Wind power can work for B.C.
Prime Minister Stephen Harper used the carbon tax as a cudgel to beat the political life out of Stéphane Dion in order to win reelection.
Following the Liberal leader’s ignominious resignation on October 20, an industrial lobbyist for this country’s wind-power industry suggested Dion’s rejected tax-shift proposal was the right direction in which to be blowing.
“I think we will see federal and provincial governments that will put prices on carbon in the near future,” Joyce McLean, chair of the Canadian Wind Energy Association’s board of directors, told delegates the same day at CanWEA’s 24th annual conference and trade show at Canada Place. “That’s clearly a vote for wind and the resulting reduction in greenhouse gases that will help save our climate.”
In a speech delivered just after McLean’s, CanWEA president Robert Hornung discussed the association’s strategic-development vision, which projects that wind energy will supply 20 percent of the country’s demand by 2025, for a total wind-energy capacity of 55,000 megawatts.
“It’s ambitious, but it’s also clearly achievable,” Hornung told the Georgia Straight in an interview. “As I said in my presentation, when Canada had 100 megawatts of wind energy [in 2000], CanWEA talked about 10,000 and everybody said we were crazy. Now we’re talking about 12,000 [by 2015].”¦So it’s ambitious, and it is not guaranteed, but is it achievable? Absolutely.”
However, both Hornung and McLean claimed that by failing to enact effective policy, Canadian governments will miss out on a share of a global investment in wind energy worth $1 trillion and two million jobs worldwide. Hornung made the claim several times that wind energy will help “put the brakes on future cost increases” of electricity.
According to B.C. Hydro, the unit cost per kilowatt-hour of large hydroelectric projects ranges between $43 and $62; the unit cost of wind power is between $71 and $74 per kilowatt-hour.
“If you look going forward, everyone agrees that electricity prices are going up, no matter what source of electricity you use,” Hornung told the Straight. “In terms of the sources, the only one that’s actually going to be going down from the level it is today is wind.

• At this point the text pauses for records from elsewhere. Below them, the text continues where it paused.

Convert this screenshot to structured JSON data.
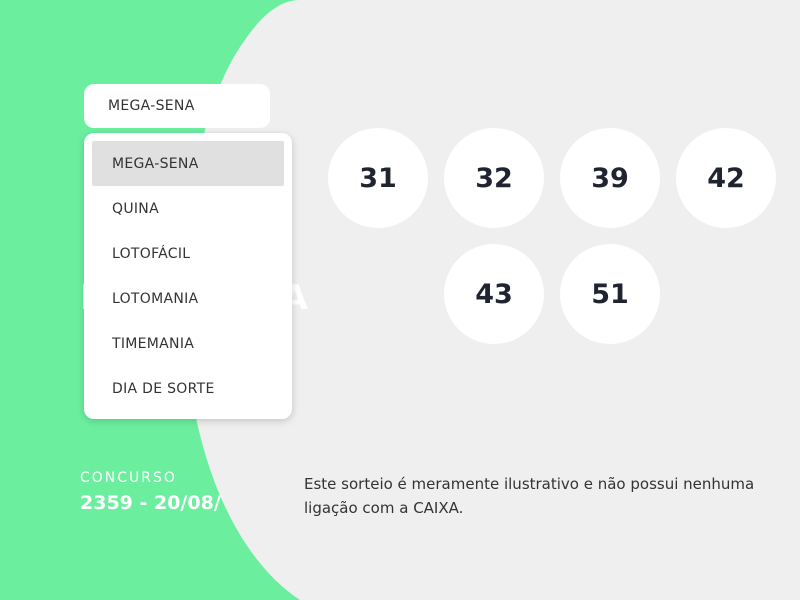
{
  "theme": {
    "accent": "#6bef9f",
    "panel": "#efefef",
    "ball_bg": "#ffffff",
    "ball_text": "#1f2430"
  },
  "lottery_select": {
    "selected_label": "MEGA-SENA",
    "options": [
      {
        "label": "MEGA-SENA",
        "selected": true
      },
      {
        "label": "QUINA",
        "selected": false
      },
      {
        "label": "LOTOFÁCIL",
        "selected": false
      },
      {
        "label": "LOTOMANIA",
        "selected": false
      },
      {
        "label": "TIMEMANIA",
        "selected": false
      },
      {
        "label": "DIA DE SORTE",
        "selected": false
      }
    ]
  },
  "concurso": {
    "label": "CONCURSO",
    "value": "2359 - 20/08/"
  },
  "numbers": [
    "31",
    "32",
    "39",
    "42",
    "43",
    "51"
  ],
  "disclaimer": "Este sorteio é meramente ilustrativo e não possui nenhuma ligação com a CAIXA."
}
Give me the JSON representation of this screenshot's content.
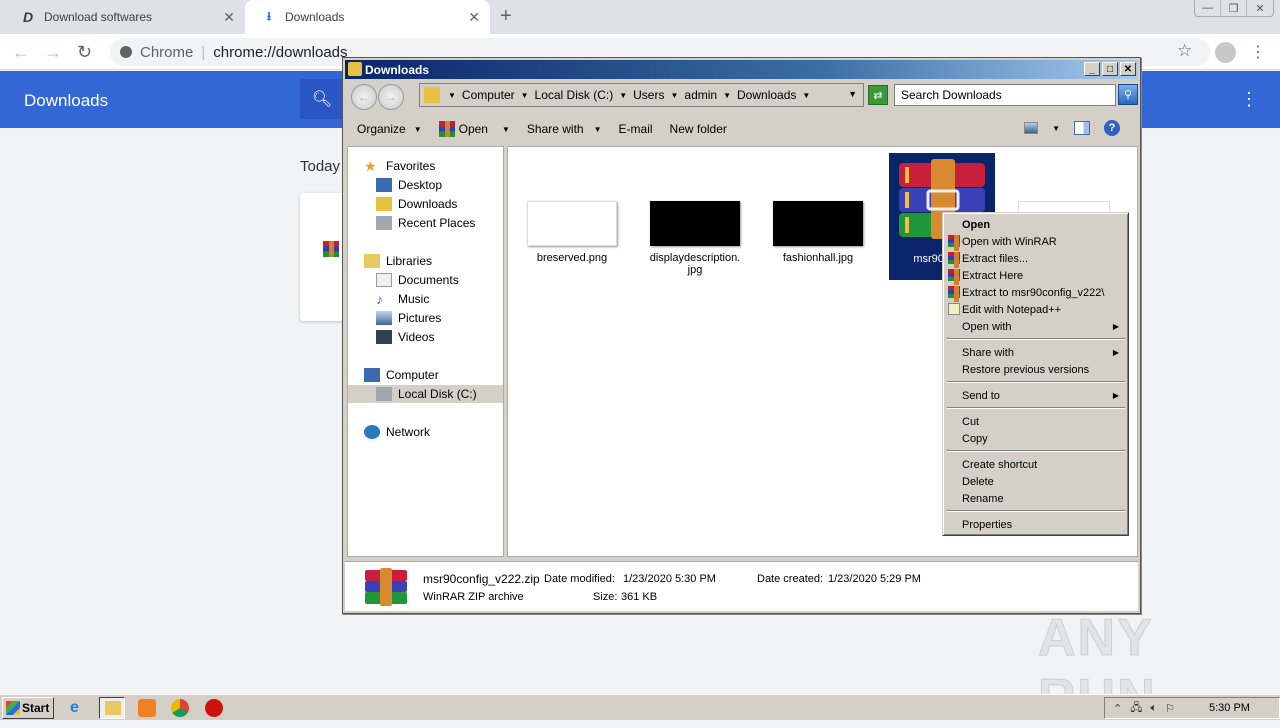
{
  "browser": {
    "tabs": [
      {
        "label": "Download softwares",
        "icon": "d-logo-icon"
      },
      {
        "label": "Downloads",
        "icon": "download-icon",
        "active": true
      }
    ],
    "omnibox": {
      "scheme_label": "Chrome",
      "url": "chrome://downloads"
    },
    "page": {
      "header_title": "Downloads",
      "section_label": "Today"
    }
  },
  "explorer": {
    "title": "Downloads",
    "breadcrumb": [
      "Computer",
      "Local Disk (C:)",
      "Users",
      "admin",
      "Downloads"
    ],
    "search_placeholder": "Search Downloads",
    "commands": [
      "Organize",
      "Open",
      "Share with",
      "E-mail",
      "New folder"
    ],
    "nav": {
      "favorites": {
        "label": "Favorites",
        "items": [
          "Desktop",
          "Downloads",
          "Recent Places"
        ]
      },
      "libraries": {
        "label": "Libraries",
        "items": [
          "Documents",
          "Music",
          "Pictures",
          "Videos"
        ]
      },
      "computer": {
        "label": "Computer",
        "items": [
          "Local Disk (C:)"
        ]
      },
      "network": {
        "label": "Network"
      }
    },
    "files": [
      {
        "name": "breserved.png",
        "thumb": "#ffffff"
      },
      {
        "name": "displaydescription.jpg",
        "thumb": "#000000"
      },
      {
        "name": "fashionhall.jpg",
        "thumb": "#000000"
      },
      {
        "name": "msr90config_v222.zip",
        "selected": true,
        "short_label": "msr90con zi"
      }
    ],
    "details": {
      "filename": "msr90config_v222.zip",
      "type": "WinRAR ZIP archive",
      "modified_label": "Date modified:",
      "modified": "1/23/2020 5:30 PM",
      "created_label": "Date created:",
      "created": "1/23/2020 5:29 PM",
      "size_label": "Size:",
      "size": "361 KB"
    }
  },
  "context_menu": {
    "groups": [
      [
        "Open",
        "Open with WinRAR",
        "Extract files...",
        "Extract Here",
        "Extract to msr90config_v222\\",
        "Edit with Notepad++",
        "Open with"
      ],
      [
        "Share with",
        "Restore previous versions"
      ],
      [
        "Send to"
      ],
      [
        "Cut",
        "Copy"
      ],
      [
        "Create shortcut",
        "Delete",
        "Rename"
      ],
      [
        "Properties"
      ]
    ]
  },
  "taskbar": {
    "start_label": "Start",
    "clock": "5:30 PM"
  },
  "watermark": "ANY RUN"
}
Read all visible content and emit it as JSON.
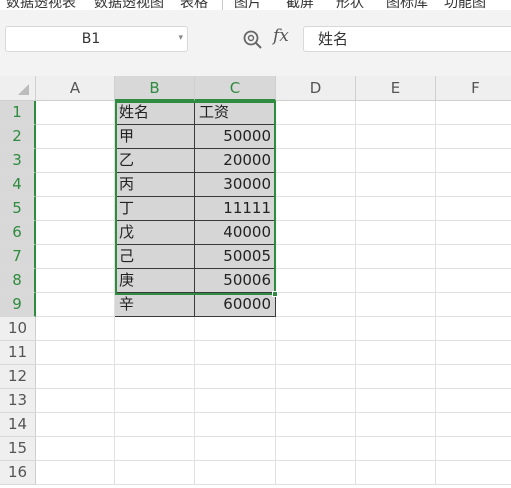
{
  "ribbon": {
    "items": [
      "数据透视表",
      "数据透视图",
      "表格",
      "图片",
      "截屏",
      "形状",
      "图标库",
      "功能图"
    ]
  },
  "formula_bar": {
    "name_box": "B1",
    "fx_label": "fx",
    "formula_value": "姓名"
  },
  "columns": [
    "A",
    "B",
    "C",
    "D",
    "E",
    "F"
  ],
  "selected_columns": [
    "B",
    "C"
  ],
  "rows": [
    "1",
    "2",
    "3",
    "4",
    "5",
    "6",
    "7",
    "8",
    "9",
    "10",
    "11",
    "12",
    "13",
    "14",
    "15",
    "16"
  ],
  "selected_rows": [
    "1",
    "2",
    "3",
    "4",
    "5",
    "6",
    "7",
    "8",
    "9"
  ],
  "table": {
    "header": {
      "name": "姓名",
      "salary": "工资"
    },
    "records": [
      {
        "name": "甲",
        "salary": "50000"
      },
      {
        "name": "乙",
        "salary": "20000"
      },
      {
        "name": "丙",
        "salary": "30000"
      },
      {
        "name": "丁",
        "salary": "11111"
      },
      {
        "name": "戊",
        "salary": "40000"
      },
      {
        "name": "己",
        "salary": "50005"
      },
      {
        "name": "庚",
        "salary": "50006"
      },
      {
        "name": "辛",
        "salary": "60000"
      }
    ]
  },
  "colors": {
    "selection_accent": "#2e8b3f",
    "filled_cell": "#d6d6d6",
    "header_bg": "#efefef"
  }
}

Everything else is going up.”¦We have experienced cost increases in the last couple of years because we have a global shortage of wind turbines, and that has driven up the cost as demand has exceeded supply. We have a lot of investment now going back into manufacturing to bring that back into balance. It is generally accepted that there is an evolution in terms of wind-turbine design that will continue to drive prices down. We are very optimistic about that.”
Speaking in an executive forum, Canadian Hydro Developers president John Keating noted Harper “could be” a political champion of wind energy.
“But the one place where he falls flat on his face is the environment,” Keating added of the prime minister.
Donna Passmore, a long-time card-carrying Conservative and keen environmentalist, told the Straight pristine areas should still be respected, but she added: “We have an exciting opportunity all over the province to be embracing this kind of technology.”
Passmore mentioned naturalists’ concern about possible bird mortality caused by the turbines, but she said that such clean-energy sources may prove to be birds’ salvation. “In his book The Weathermakers, Tim Flannery makes an excellent case that if we don’t come to terms with global warming and if we don’t wrestle our energy consumption and our greenhouse-gas emissions down, the birds are all going to die anyway.”
Premier Gordon Campbell cancelled his planned address to the conference to attend a meeting of the Canadian premiers that day related to the economy.
Pricing out B.C.'s power options
> Unit cost (per megawatt-hour) of large hydro: $43 to $62
> Unit cost (mWh) of run-of-river small hydro: $60 to $95
> Unit cost (mWh) of wind power: $71 to $74
> Unit cost (mWh) of tidal power: $100 to $360
> Unit cost (mWh) of solar: $700 to $1,700
> Total B.C. Hydro call for clean power in June 2008: 5,000 gigawatt-hours
Source: 2007 B.C. Energy Plan, B.C. Hydro